The recent announcements made by the Sierra Leonean government and the National Telecommunication sector (NaTCOM) regarding agreements with mobile companies have evoked dissatisfaction and frustration among citizens. The government had proclaimed successful negotiations with mobile companies, pledging to reinstate free calls and weekend bonuses for consumers.

However, a notable increase in data prices was observed as of November 6th. Within just 48 hours, leading mobile companies such as Africell and Orange Sierra Leone introduced schemes for paid midnight browsing and calls, undermining the notion of “free” services.

These discrepancies have fueled widespread skepticism and frustration toward the government and telecommunication companies. The stark contrast between the promises made by the government and the harsh reality faced by citizens has generated a prevailing sense of betrayal. Consequently, the public is urging accountability and transparency regarding the agreements between the government and mobile companies.

The broken assurances of reduced data prices reinstated free calls, and weekend bonuses have not only left citizens disappointed but have also imposed financial burdens on an already struggling populace. The sudden surge in data costs has reverberated across various sectors of society.

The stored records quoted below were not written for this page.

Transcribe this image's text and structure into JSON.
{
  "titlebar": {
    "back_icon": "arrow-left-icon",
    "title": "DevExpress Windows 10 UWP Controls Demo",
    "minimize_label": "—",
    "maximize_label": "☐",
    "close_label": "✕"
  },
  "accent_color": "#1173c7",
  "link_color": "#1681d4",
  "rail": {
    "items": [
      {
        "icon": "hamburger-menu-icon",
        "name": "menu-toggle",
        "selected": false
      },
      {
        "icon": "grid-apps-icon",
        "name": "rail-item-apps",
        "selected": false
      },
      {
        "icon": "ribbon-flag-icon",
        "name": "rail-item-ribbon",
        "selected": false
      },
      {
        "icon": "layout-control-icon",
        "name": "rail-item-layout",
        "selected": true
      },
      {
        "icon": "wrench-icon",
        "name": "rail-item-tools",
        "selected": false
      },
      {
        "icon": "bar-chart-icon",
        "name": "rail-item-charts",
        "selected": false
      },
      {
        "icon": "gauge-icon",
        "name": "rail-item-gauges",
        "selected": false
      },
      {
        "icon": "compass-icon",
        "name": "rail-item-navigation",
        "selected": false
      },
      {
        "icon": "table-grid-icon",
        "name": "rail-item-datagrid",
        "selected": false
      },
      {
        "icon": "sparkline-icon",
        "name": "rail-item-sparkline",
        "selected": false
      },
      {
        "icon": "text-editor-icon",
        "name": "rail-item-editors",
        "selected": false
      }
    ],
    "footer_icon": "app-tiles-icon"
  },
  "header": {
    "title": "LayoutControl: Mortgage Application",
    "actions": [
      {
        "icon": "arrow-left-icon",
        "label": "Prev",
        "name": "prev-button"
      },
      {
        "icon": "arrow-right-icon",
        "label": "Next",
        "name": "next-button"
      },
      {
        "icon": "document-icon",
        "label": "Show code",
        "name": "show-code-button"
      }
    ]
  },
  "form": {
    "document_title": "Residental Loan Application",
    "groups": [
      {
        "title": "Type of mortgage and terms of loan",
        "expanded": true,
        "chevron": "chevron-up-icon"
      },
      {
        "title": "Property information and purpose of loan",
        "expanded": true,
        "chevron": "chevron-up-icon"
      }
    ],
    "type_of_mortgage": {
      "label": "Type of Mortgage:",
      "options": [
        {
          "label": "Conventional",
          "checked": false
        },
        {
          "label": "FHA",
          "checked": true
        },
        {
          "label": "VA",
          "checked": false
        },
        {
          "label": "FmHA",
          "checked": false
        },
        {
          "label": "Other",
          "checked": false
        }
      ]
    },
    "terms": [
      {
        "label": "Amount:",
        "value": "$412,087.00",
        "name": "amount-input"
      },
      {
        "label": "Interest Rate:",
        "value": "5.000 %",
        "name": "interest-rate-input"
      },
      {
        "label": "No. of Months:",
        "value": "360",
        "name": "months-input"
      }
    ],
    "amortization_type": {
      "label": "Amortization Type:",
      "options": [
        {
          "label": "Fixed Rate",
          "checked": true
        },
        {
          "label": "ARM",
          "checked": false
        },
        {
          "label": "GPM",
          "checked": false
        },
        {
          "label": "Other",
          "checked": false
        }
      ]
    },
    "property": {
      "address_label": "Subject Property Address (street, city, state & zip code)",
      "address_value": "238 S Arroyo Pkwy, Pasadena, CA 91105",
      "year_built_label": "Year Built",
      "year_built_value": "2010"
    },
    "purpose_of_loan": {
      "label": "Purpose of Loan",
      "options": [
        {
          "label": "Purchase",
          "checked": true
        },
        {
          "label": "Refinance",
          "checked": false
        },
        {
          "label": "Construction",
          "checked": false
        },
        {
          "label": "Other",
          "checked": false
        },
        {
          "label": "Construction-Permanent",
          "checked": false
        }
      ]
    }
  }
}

In a survey conducted by Sieraloaded in Freetown, citizens expressed their disappointment, labeling the agreements as misleading. Many highlighted the increased burden of data costs and the contradiction of promised “free” services that now require additional payments.

Mr. Thomas A Koroma, a student at FBC University, underscored the adverse impact on students, given the heavy reliance of academic activities on internet access. He made a plea for reconsideration, emphasizing the financial strain on students, especially with increased data expenses.

Thomas emphasized, “Initially, I was very happy upon hearing the news about the return of free calls. However, my enthusiasm waned as mobile companies began requesting payment for access to midnight calls and browsing. It feels as though both the government and the mobile companies have deceived us by not revealing the complete truth in the news they published.”

Salamatu Jalloh, an employee in the money transfer sector, voiced concern over inflated data subscription costs affecting her work and colleagues. She urged the government to intervene and ensure fair pricing.

Salamatu remarked, “We utilize data for sending and receiving money from our customers. However, recently, the monthly data prices have drastically increased. It appears there was no agreement on the specific percentage of these price increments, allowing mobile companies to take advantage of us, the consumers. I am appealing to the government and NaTCOM to monitor these mobile companies, urging them to reduce data prices and establish an agreement that benefits both the companies and us, the consumers.”

Resident Mr. Alex Fofanah emphasized the practical impact of increased data prices on day-to-day communication, citing the challenge of decreased accessibility to regular calls due to rising tariffs.

Mr. Fofanah said, “Ninety percent of Sierra Leone’s population relies on WhatsApp and internet calls for communication. However, the rising costs of data have significantly impacted daily communication, as many individuals cannot afford to keep their internet connection active. Furthermore, the increased tariff for traditional calls has created additional barriers for people. The previously promised free calls are no longer free, as telecommunication companies now demand payment for these services. Consequently, the populace feels deceived by the government’s lack of transparency regarding these changes in the agreement, which has resulted in a situation where affordable and accessible communication methods are no longer as accessible as initially indicated.

Citizens collectively express disappointment, feeling deceived by the unmet promises of the introduction of paid services falsely labeled as “free.” Many are demanding transparency and fair pricing to alleviate the economic strain caused by these unexpected changes.